_Task description_
Your answer should repeat every line of the records below in which the word "电子测试" appears.

(Items from an interface collection)
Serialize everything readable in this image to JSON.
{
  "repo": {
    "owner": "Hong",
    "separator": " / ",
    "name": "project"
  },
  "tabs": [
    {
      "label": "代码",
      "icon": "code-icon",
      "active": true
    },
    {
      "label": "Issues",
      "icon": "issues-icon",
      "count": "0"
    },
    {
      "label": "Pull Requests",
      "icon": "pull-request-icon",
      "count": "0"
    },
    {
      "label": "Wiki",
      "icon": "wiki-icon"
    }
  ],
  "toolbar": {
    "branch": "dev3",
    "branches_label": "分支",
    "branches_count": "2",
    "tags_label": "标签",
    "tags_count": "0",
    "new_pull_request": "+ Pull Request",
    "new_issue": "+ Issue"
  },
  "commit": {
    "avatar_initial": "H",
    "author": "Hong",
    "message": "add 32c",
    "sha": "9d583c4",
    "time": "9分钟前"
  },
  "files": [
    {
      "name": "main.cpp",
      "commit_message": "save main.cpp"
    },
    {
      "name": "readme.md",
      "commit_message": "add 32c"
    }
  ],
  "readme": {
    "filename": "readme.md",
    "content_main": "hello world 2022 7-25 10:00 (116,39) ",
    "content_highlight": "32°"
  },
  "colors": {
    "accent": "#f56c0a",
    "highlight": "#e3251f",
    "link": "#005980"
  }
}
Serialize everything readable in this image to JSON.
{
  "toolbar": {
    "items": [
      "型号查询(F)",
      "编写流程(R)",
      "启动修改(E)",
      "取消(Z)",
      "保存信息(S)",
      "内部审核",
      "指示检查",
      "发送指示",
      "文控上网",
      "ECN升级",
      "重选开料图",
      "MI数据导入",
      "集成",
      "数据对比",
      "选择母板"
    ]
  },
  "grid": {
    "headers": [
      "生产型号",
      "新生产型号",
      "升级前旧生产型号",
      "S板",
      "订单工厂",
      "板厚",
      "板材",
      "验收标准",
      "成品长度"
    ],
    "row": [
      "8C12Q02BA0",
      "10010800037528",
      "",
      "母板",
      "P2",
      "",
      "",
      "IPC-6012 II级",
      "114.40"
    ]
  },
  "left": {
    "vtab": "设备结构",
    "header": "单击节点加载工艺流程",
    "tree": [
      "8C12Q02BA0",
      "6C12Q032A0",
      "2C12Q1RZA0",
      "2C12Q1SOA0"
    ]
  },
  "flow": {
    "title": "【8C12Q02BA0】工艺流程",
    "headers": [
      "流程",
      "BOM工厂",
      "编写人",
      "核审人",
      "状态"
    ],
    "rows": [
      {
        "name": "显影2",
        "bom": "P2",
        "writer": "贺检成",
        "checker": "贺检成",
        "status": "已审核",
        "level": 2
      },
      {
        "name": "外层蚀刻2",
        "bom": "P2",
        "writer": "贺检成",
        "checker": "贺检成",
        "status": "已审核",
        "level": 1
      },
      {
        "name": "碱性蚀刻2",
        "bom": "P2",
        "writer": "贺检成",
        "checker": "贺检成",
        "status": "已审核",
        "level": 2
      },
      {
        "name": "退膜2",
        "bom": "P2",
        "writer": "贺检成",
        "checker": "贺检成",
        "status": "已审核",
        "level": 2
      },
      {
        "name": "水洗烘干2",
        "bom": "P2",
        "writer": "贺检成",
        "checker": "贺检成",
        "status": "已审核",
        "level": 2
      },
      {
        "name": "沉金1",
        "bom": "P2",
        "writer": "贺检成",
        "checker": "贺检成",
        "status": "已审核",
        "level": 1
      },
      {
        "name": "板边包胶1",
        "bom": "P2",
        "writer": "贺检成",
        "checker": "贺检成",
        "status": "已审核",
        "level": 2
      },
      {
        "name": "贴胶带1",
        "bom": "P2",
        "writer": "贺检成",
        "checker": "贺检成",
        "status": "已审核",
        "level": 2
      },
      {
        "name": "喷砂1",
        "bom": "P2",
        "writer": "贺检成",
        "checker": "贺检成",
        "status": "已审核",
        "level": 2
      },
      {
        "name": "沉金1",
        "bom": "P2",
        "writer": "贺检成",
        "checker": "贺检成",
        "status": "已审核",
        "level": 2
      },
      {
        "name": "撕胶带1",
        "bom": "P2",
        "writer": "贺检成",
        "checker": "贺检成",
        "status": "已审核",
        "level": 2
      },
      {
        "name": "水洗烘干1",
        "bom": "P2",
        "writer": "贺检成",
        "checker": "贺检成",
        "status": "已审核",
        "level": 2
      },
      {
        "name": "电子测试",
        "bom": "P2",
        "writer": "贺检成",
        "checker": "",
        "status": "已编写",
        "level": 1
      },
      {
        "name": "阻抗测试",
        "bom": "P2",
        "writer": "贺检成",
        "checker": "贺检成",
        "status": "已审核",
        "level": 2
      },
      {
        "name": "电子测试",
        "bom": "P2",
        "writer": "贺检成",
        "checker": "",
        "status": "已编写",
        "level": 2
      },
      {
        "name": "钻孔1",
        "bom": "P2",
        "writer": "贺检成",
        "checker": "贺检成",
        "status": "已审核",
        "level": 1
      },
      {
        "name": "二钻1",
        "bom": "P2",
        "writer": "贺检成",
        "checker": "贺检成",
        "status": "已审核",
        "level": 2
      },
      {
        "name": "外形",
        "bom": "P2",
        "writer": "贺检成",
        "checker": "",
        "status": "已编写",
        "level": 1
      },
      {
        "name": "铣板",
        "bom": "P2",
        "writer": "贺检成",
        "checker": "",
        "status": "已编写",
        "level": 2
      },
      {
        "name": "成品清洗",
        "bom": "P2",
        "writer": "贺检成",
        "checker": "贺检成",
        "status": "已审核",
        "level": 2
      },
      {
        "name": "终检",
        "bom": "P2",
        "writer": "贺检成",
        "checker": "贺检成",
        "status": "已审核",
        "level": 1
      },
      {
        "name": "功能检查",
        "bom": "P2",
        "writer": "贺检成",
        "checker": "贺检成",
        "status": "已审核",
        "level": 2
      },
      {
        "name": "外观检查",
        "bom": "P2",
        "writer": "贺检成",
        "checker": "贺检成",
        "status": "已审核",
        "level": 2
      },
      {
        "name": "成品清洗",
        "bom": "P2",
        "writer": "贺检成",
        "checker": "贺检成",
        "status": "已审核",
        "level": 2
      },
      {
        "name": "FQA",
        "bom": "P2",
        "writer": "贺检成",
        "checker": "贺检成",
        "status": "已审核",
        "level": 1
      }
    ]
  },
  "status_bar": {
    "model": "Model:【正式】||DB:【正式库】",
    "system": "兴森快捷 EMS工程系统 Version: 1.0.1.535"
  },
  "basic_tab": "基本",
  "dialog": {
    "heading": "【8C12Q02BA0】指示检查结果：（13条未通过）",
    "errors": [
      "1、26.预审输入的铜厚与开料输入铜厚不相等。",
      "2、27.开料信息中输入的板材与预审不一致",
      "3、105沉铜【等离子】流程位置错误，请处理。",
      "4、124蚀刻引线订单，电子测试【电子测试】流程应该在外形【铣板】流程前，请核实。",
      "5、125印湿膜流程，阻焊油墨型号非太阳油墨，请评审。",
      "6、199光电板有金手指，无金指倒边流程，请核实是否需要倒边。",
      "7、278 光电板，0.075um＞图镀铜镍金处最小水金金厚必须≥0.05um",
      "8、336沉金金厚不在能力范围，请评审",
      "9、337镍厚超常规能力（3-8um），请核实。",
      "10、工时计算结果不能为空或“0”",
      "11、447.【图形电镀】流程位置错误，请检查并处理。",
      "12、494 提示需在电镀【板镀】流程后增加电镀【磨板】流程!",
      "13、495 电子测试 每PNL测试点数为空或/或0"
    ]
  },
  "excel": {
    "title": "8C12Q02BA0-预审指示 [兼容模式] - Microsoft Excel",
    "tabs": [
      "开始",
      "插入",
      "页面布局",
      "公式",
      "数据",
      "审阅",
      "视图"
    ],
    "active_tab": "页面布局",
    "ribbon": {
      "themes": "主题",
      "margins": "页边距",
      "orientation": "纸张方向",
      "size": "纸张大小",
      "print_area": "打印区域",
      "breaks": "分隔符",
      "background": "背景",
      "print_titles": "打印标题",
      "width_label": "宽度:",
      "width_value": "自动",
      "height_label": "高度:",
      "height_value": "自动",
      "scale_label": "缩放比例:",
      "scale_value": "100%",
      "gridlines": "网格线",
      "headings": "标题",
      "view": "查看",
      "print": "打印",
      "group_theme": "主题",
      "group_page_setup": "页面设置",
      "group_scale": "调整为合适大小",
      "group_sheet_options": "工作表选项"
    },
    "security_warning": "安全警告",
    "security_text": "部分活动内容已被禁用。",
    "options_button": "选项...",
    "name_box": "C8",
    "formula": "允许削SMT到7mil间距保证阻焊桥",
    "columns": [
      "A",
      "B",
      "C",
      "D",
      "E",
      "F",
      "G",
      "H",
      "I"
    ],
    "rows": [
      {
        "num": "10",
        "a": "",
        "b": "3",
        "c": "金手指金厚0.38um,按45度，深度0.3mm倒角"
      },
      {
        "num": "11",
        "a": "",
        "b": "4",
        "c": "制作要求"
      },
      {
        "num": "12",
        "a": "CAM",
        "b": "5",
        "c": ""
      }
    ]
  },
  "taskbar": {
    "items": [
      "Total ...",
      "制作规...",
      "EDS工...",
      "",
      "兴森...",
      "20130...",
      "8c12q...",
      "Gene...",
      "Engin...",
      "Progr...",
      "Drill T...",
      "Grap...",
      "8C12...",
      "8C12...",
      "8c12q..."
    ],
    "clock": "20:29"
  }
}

_Exercise result_
        "name": "电子测试",
        "name": "电子测试",
      "4、124蚀刻引线订单，电子测试【电子测试】流程应该在外形【铣板】流程前，请核实。",
      "13、495 电子测试 每PNL测试点数为空或/或0"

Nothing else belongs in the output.